Translation by Janine Su
- Orhan Pamuk, Kar, first edition (Istanbul: İletişim Publications, 2002); Snow, trans. Maureen Freely (New York: Vintage Books, 2005).
- Herrenmek: A word used in the local dialect to mean ‘to return’.
- The Yerli is an ambiguous ethnic category in Kars constructed by those who define themselves as the first Turkish and Sunni settlers in Kars in reference to their Ottoman and even earlier heritage, in order to differentiate themselves from the Kurds, Azeris and Terekemes in the region. Please see Zeynep Kübra Sarıaslan, ‘Pamuk’s Kars and Its Others: An Ethnography on Identifications And Boundaries of Ethnicity, Nationalism and Secularism’, unpublished master’s thesis, Middle East Technical University, Ankara, Turkey, 2010, 45–49.

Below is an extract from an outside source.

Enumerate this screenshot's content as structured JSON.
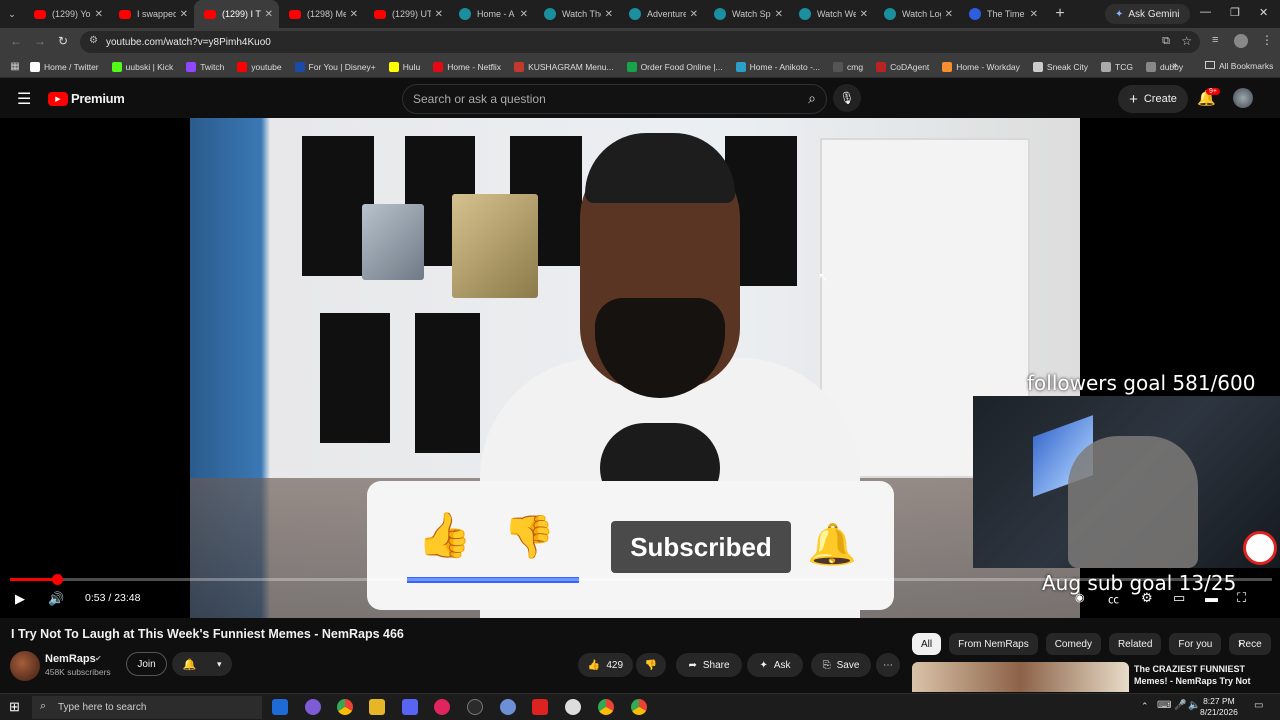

- Kurut is the name used for dried yoghurt in the Eastern Anatolia region; it is made by straining and drying yoghurt.
- Ahmet Caferoğlu, ‘Kafkasya Türkleri’ [Caucasian Turks] in Türk Kavimleri [Turkic Peoples] (Ankara: Türk Kültürünü Araştırma Enstitüsü, 1983).
- Different varieties of this dish are known; these are called khinkali in Georgia, xengel in Azerbaijan, and hinkal in Dagestan. The use of khingel is also seen in Kars.
- Within the scope of this project, the Kars City and Culture Research Association published a book along with a documentary film. The project titled Beraber Az mı Tuz Ekmek Yedik (Haven’t We Shared Much Salt and Bread) was carried out and coordinated by İhsan Karayazı and Armine Avetisyan and focused on the similarities between Kars and Gyumri cuisines. For the book in scope of the project, see: Beraber Az mı Tuz Ekmek Yedik (Ankara: Kars City and Culture Research Association, 2017).
- This is a local term that refers to the mass population movements that started before and continued after World War I. In some places, the events are also referred to as wartime mobilisation (seferberlik) or kaç ha kaç.